### What you have to do
Strip the pictures, then copy the remaining data exactly as it stands.

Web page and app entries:
────
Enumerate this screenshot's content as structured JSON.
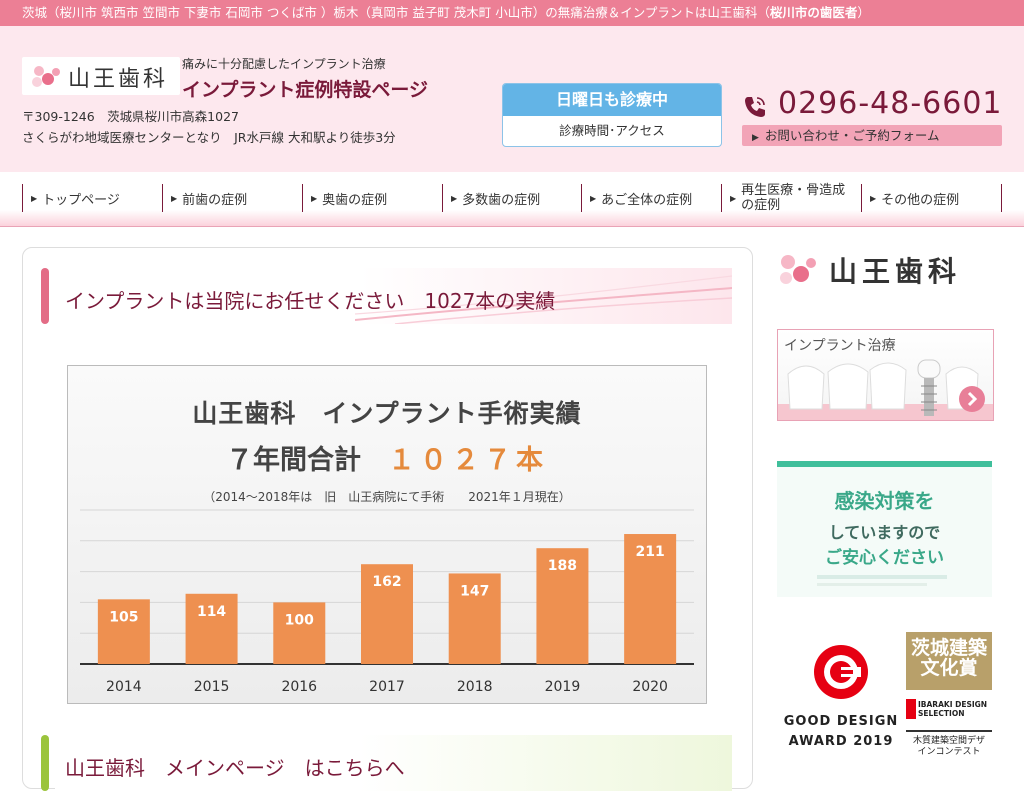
{
  "topbar": {
    "text": "茨城（桜川市 筑西市 笠間市 下妻市 石岡市 つくば市 ）栃木（真岡市 益子町 茂木町 小山市）の無痛治療＆インプラントは山王歯科（",
    "bold": "桜川市の歯医者",
    "close": "）"
  },
  "header": {
    "logo_text": "山王歯科",
    "tagline": "痛みに十分配慮したインプラント治療",
    "page_title": "インプラント症例特設ページ",
    "address": "〒309-1246　茨城県桜川市高森1027",
    "access": "さくらがわ地域医療センターとなり　JR水戸線 大和駅より徒歩3分",
    "sunday_label": "日曜日も診療中",
    "hours_label": "診療時間･アクセス",
    "phone": "0296-48-6601",
    "contact_label": "お問い合わせ・ご予約フォーム"
  },
  "nav": {
    "items": [
      {
        "label": "トップページ"
      },
      {
        "label": "前歯の症例"
      },
      {
        "label": "奥歯の症例"
      },
      {
        "label": "多数歯の症例"
      },
      {
        "label": "あご全体の症例"
      },
      {
        "label": "再生医療・骨造成の症例"
      },
      {
        "label": "その他の症例"
      }
    ]
  },
  "main": {
    "heading": "インプラントは当院にお任せください　1027本の実績",
    "heading2": "山王歯科　メインページ　はこちらへ"
  },
  "chart_data": {
    "type": "bar",
    "title": "山王歯科　インプラント手術実績",
    "subtitle_prefix": "７年間合計",
    "subtitle_value": "１０２７本",
    "note": "（2014〜2018年は　旧　山王病院にて手術　　2021年１月現在）",
    "categories": [
      "2014",
      "2015",
      "2016",
      "2017",
      "2018",
      "2019",
      "2020"
    ],
    "values": [
      105,
      114,
      100,
      162,
      147,
      188,
      211
    ],
    "ylim": [
      0,
      250
    ],
    "grid": true,
    "bar_color": "#ee9050"
  },
  "sidebar": {
    "logo_text": "山王歯科",
    "implant_banner": "インプラント治療",
    "covid_line1": "感染対策を",
    "covid_line2": "していますので",
    "covid_line3": "ご安心ください",
    "gd_line1": "GOOD DESIGN",
    "gd_line2": "AWARD 2019",
    "ibaraki_award": "茨城建築文化賞",
    "ibaraki_selection": "IBARAKI DESIGN SELECTION",
    "wood_contest": "木質建築空間デザインコンテスト"
  }
}
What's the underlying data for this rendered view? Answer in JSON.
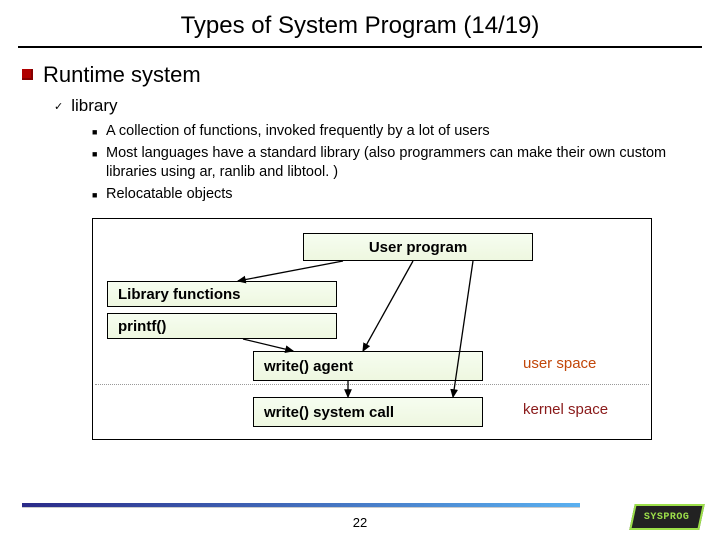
{
  "title": "Types of System Program (14/19)",
  "lvl1": {
    "text": "Runtime system"
  },
  "lvl2": {
    "text": "library"
  },
  "bullets": [
    "A collection of functions, invoked frequently by a lot of users",
    "Most languages have a standard library (also programmers can make their own custom libraries using ar, ranlib and libtool. )",
    "Relocatable objects"
  ],
  "diagram": {
    "user_program": "User program",
    "library_functions": "Library functions",
    "printf": "printf()",
    "write_agent": "write() agent",
    "write_syscall": "write() system call",
    "user_space": "user space",
    "kernel_space": "kernel space"
  },
  "page_number": "22",
  "logo_text": "SYSPROG"
}
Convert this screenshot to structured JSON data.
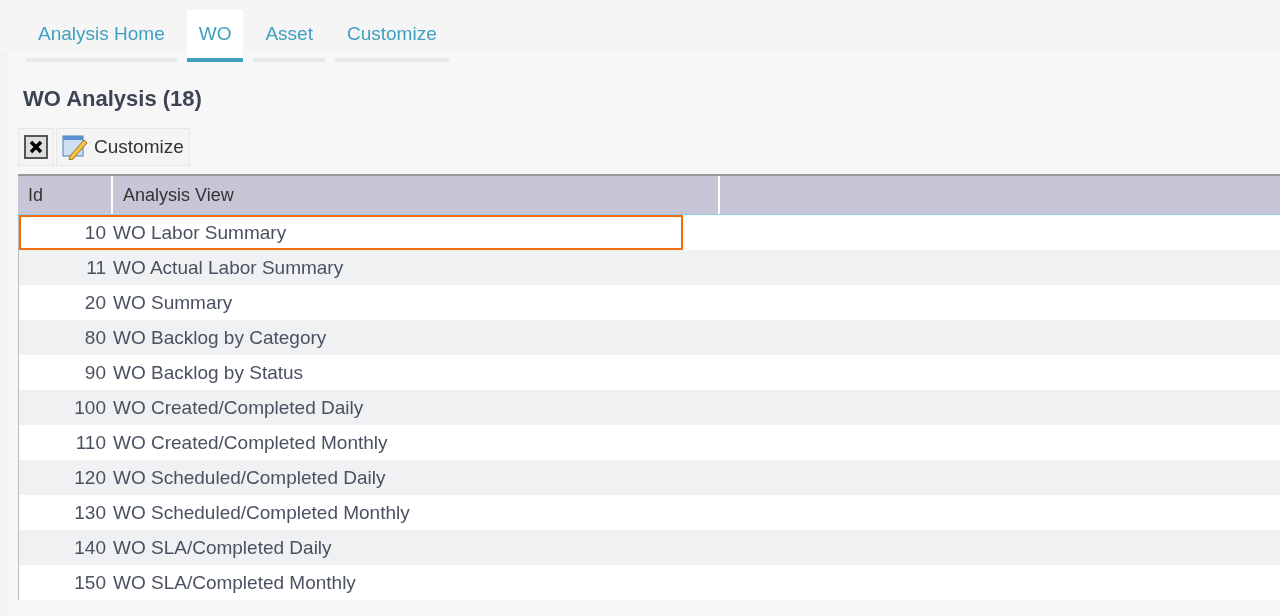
{
  "tabs": [
    {
      "label": "Analysis Home",
      "selected": false
    },
    {
      "label": "WO",
      "selected": true
    },
    {
      "label": "Asset",
      "selected": false
    },
    {
      "label": "Customize",
      "selected": false
    }
  ],
  "page_title": "WO Analysis (18)",
  "toolbar": {
    "customize_button": "Customize"
  },
  "table": {
    "columns": [
      "Id",
      "Analysis View"
    ],
    "rows": [
      {
        "id": "10",
        "view": "WO Labor Summary",
        "selected": true
      },
      {
        "id": "11",
        "view": "WO Actual Labor Summary",
        "selected": false
      },
      {
        "id": "20",
        "view": "WO Summary",
        "selected": false
      },
      {
        "id": "80",
        "view": "WO Backlog by Category",
        "selected": false
      },
      {
        "id": "90",
        "view": "WO Backlog by Status",
        "selected": false
      },
      {
        "id": "100",
        "view": "WO Created/Completed Daily",
        "selected": false
      },
      {
        "id": "110",
        "view": "WO Created/Completed Monthly",
        "selected": false
      },
      {
        "id": "120",
        "view": "WO Scheduled/Completed Daily",
        "selected": false
      },
      {
        "id": "130",
        "view": "WO Scheduled/Completed Monthly",
        "selected": false
      },
      {
        "id": "140",
        "view": "WO SLA/Completed Daily",
        "selected": false
      },
      {
        "id": "150",
        "view": "WO SLA/Completed Monthly",
        "selected": false
      }
    ]
  }
}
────
### Response for this exercise
Enumerate this screenshot's content as structured JSON.
{
  "topbar": {
    "text": "茨城（桜川市 筑西市 笠間市 下妻市 石岡市 つくば市 ）栃木（真岡市 益子町 茂木町 小山市）の無痛治療＆インプラントは山王歯科（",
    "bold": "桜川市の歯医者",
    "close": "）"
  },
  "header": {
    "logo_text": "山王歯科",
    "tagline": "痛みに十分配慮したインプラント治療",
    "page_title": "インプラント症例特設ページ",
    "address": "〒309-1246　茨城県桜川市高森1027",
    "access": "さくらがわ地域医療センターとなり　JR水戸線 大和駅より徒歩3分",
    "sunday_label": "日曜日も診療中",
    "hours_label": "診療時間･アクセス",
    "phone": "0296-48-6601",
    "contact_label": "お問い合わせ・ご予約フォーム"
  },
  "nav": {
    "items": [
      {
        "label": "トップページ"
      },
      {
        "label": "前歯の症例"
      },
      {
        "label": "奥歯の症例"
      },
      {
        "label": "多数歯の症例"
      },
      {
        "label": "あご全体の症例"
      },
      {
        "label": "再生医療・骨造成の症例"
      },
      {
        "label": "その他の症例"
      }
    ]
  },
  "main": {
    "heading": "インプラントは当院にお任せください　1027本の実績",
    "heading2": "山王歯科　メインページ　はこちらへ"
  },
  "chart_data": {
    "type": "bar",
    "title": "山王歯科　インプラント手術実績",
    "subtitle_prefix": "７年間合計",
    "subtitle_value": "１０２７本",
    "note": "（2014〜2018年は　旧　山王病院にて手術　　2021年１月現在）",
    "categories": [
      "2014",
      "2015",
      "2016",
      "2017",
      "2018",
      "2019",
      "2020"
    ],
    "values": [
      105,
      114,
      100,
      162,
      147,
      188,
      211
    ],
    "ylim": [
      0,
      250
    ],
    "grid": true,
    "bar_color": "#ee9050"
  },
  "sidebar": {
    "logo_text": "山王歯科",
    "implant_banner": "インプラント治療",
    "covid_line1": "感染対策を",
    "covid_line2": "していますので",
    "covid_line3": "ご安心ください",
    "gd_line1": "GOOD DESIGN",
    "gd_line2": "AWARD 2019",
    "ibaraki_award": "茨城建築文化賞",
    "ibaraki_selection": "IBARAKI DESIGN SELECTION",
    "wood_contest": "木質建築空間デザインコンテスト"
  }
}
What's the underlying data for this rendered view? Answer in JSON.
{
  "title": "Types of System Program (14/19)",
  "lvl1": {
    "text": "Runtime system"
  },
  "lvl2": {
    "text": "library"
  },
  "bullets": [
    "A collection of functions, invoked frequently by a lot of users",
    "Most languages have a standard library (also programmers can make their own custom libraries using ar, ranlib and libtool. )",
    "Relocatable objects"
  ],
  "diagram": {
    "user_program": "User program",
    "library_functions": "Library functions",
    "printf": "printf()",
    "write_agent": "write() agent",
    "write_syscall": "write() system call",
    "user_space": "user space",
    "kernel_space": "kernel space"
  },
  "page_number": "22",
  "logo_text": "SYSPROG"
}
Convert this screenshot to structured JSON data.
{
  "tabs": [
    {
      "label": "Analysis Home",
      "selected": false
    },
    {
      "label": "WO",
      "selected": true
    },
    {
      "label": "Asset",
      "selected": false
    },
    {
      "label": "Customize",
      "selected": false
    }
  ],
  "page_title": "WO Analysis (18)",
  "toolbar": {
    "customize_button": "Customize"
  },
  "table": {
    "columns": [
      "Id",
      "Analysis View"
    ],
    "rows": [
      {
        "id": "10",
        "view": "WO Labor Summary",
        "selected": true
      },
      {
        "id": "11",
        "view": "WO Actual Labor Summary",
        "selected": false
      },
      {
        "id": "20",
        "view": "WO Summary",
        "selected": false
      },
      {
        "id": "80",
        "view": "WO Backlog by Category",
        "selected": false
      },
      {
        "id": "90",
        "view": "WO Backlog by Status",
        "selected": false
      },
      {
        "id": "100",
        "view": "WO Created/Completed Daily",
        "selected": false
      },
      {
        "id": "110",
        "view": "WO Created/Completed Monthly",
        "selected": false
      },
      {
        "id": "120",
        "view": "WO Scheduled/Completed Daily",
        "selected": false
      },
      {
        "id": "130",
        "view": "WO Scheduled/Completed Monthly",
        "selected": false
      },
      {
        "id": "140",
        "view": "WO SLA/Completed Daily",
        "selected": false
      },
      {
        "id": "150",
        "view": "WO SLA/Completed Monthly",
        "selected": false
      }
    ]
  }
}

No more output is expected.